**WORK INSTRUCTION:** Repeat each entry in the listing word for word.

━━ PROVIDED RECORDS

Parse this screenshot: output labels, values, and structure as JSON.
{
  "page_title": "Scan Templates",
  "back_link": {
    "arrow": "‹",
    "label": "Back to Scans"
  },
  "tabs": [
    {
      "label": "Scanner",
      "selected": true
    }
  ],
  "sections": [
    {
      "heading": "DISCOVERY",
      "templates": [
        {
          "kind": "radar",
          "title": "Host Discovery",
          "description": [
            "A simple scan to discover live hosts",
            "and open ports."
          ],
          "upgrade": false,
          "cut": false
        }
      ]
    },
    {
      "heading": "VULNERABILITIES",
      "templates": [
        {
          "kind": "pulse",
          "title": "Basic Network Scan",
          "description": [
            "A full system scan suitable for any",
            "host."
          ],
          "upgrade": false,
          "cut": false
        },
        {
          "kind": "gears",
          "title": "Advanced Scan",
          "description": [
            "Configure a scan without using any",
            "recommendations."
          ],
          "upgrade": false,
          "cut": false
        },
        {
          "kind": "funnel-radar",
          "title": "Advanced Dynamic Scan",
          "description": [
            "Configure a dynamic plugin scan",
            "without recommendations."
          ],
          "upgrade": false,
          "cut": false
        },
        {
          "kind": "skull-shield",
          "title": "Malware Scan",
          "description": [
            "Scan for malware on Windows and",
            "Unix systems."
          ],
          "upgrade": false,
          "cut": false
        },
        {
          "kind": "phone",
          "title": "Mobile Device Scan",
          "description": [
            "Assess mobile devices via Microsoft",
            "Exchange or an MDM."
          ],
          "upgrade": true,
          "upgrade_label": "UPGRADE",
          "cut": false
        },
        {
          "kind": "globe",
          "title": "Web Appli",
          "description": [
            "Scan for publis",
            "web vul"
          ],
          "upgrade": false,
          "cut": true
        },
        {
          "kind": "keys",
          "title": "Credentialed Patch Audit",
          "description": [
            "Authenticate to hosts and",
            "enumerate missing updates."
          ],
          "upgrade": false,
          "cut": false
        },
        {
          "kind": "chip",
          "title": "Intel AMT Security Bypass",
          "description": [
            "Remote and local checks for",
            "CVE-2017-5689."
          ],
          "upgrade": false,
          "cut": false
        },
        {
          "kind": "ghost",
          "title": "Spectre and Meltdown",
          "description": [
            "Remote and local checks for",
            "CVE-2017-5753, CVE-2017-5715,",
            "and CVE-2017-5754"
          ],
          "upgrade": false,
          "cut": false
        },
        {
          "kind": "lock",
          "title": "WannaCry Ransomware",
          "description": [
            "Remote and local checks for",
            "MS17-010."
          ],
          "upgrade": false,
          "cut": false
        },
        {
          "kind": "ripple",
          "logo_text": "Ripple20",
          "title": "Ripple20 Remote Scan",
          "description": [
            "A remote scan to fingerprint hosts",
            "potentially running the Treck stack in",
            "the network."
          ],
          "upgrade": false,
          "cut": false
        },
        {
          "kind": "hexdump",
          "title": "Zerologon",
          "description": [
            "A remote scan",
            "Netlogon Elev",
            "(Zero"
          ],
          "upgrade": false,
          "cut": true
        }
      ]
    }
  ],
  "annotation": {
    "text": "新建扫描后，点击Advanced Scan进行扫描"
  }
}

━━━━

**RESULT OF THIS EXERCISE:**
Parse this screenshot: output labels, values, and structure as JSON.
{
  "page_title": "Scan Templates",
  "back_link": {
    "arrow": "‹",
    "label": "Back to Scans"
  },
  "tabs": [
    {
      "label": "Scanner",
      "selected": true
    }
  ],
  "sections": [
    {
      "heading": "DISCOVERY",
      "templates": [
        {
          "kind": "radar",
          "title": "Host Discovery",
          "description": [
            "A simple scan to discover live hosts",
            "and open ports."
          ],
          "upgrade": false,
          "cut": false
        }
      ]
    },
    {
      "heading": "VULNERABILITIES",
      "templates": [
        {
          "kind": "pulse",
          "title": "Basic Network Scan",
          "description": [
            "A full system scan suitable for any",
            "host."
          ],
          "upgrade": false,
          "cut": false
        },
        {
          "kind": "gears",
          "title": "Advanced Scan",
          "description": [
            "Configure a scan without using any",
            "recommendations."
          ],
          "upgrade": false,
          "cut": false
        },
        {
          "kind": "funnel-radar",
          "title": "Advanced Dynamic Scan",
          "description": [
            "Configure a dynamic plugin scan",
            "without recommendations."
          ],
          "upgrade": false,
          "cut": false
        },
        {
          "kind": "skull-shield",
          "title": "Malware Scan",
          "description": [
            "Scan for malware on Windows and",
            "Unix systems."
          ],
          "upgrade": false,
          "cut": false
        },
        {
          "kind": "phone",
          "title": "Mobile Device Scan",
          "description": [
            "Assess mobile devices via Microsoft",
            "Exchange or an MDM."
          ],
          "upgrade": true,
          "upgrade_label": "UPGRADE",
          "cut": false
        },
        {
          "kind": "globe",
          "title": "Web Appli",
          "description": [
            "Scan for publis",
            "web vul"
          ],
          "upgrade": false,
          "cut": true
        },
        {
          "kind": "keys",
          "title": "Credentialed Patch Audit",
          "description": [
            "Authenticate to hosts and",
            "enumerate missing updates."
          ],
          "upgrade": false,
          "cut": false
        },
        {
          "kind": "chip",
          "title": "Intel AMT Security Bypass",
          "description": [
            "Remote and local checks for",
            "CVE-2017-5689."
          ],
          "upgrade": false,
          "cut": false
        },
        {
          "kind": "ghost",
          "title": "Spectre and Meltdown",
          "description": [
            "Remote and local checks for",
            "CVE-2017-5753, CVE-2017-5715,",
            "and CVE-2017-5754"
          ],
          "upgrade": false,
          "cut": false
        },
        {
          "kind": "lock",
          "title": "WannaCry Ransomware",
          "description": [
            "Remote and local checks for",
            "MS17-010."
          ],
          "upgrade": false,
          "cut": false
        },
        {
          "kind": "ripple",
          "logo_text": "Ripple20",
          "title": "Ripple20 Remote Scan",
          "description": [
            "A remote scan to fingerprint hosts",
            "potentially running the Treck stack in",
            "the network."
          ],
          "upgrade": false,
          "cut": false
        },
        {
          "kind": "hexdump",
          "title": "Zerologon",
          "description": [
            "A remote scan",
            "Netlogon Elev",
            "(Zero"
          ],
          "upgrade": false,
          "cut": true
        }
      ]
    }
  ],
  "annotation": {
    "text": "新建扫描后，点击Advanced Scan进行扫描"
  }
}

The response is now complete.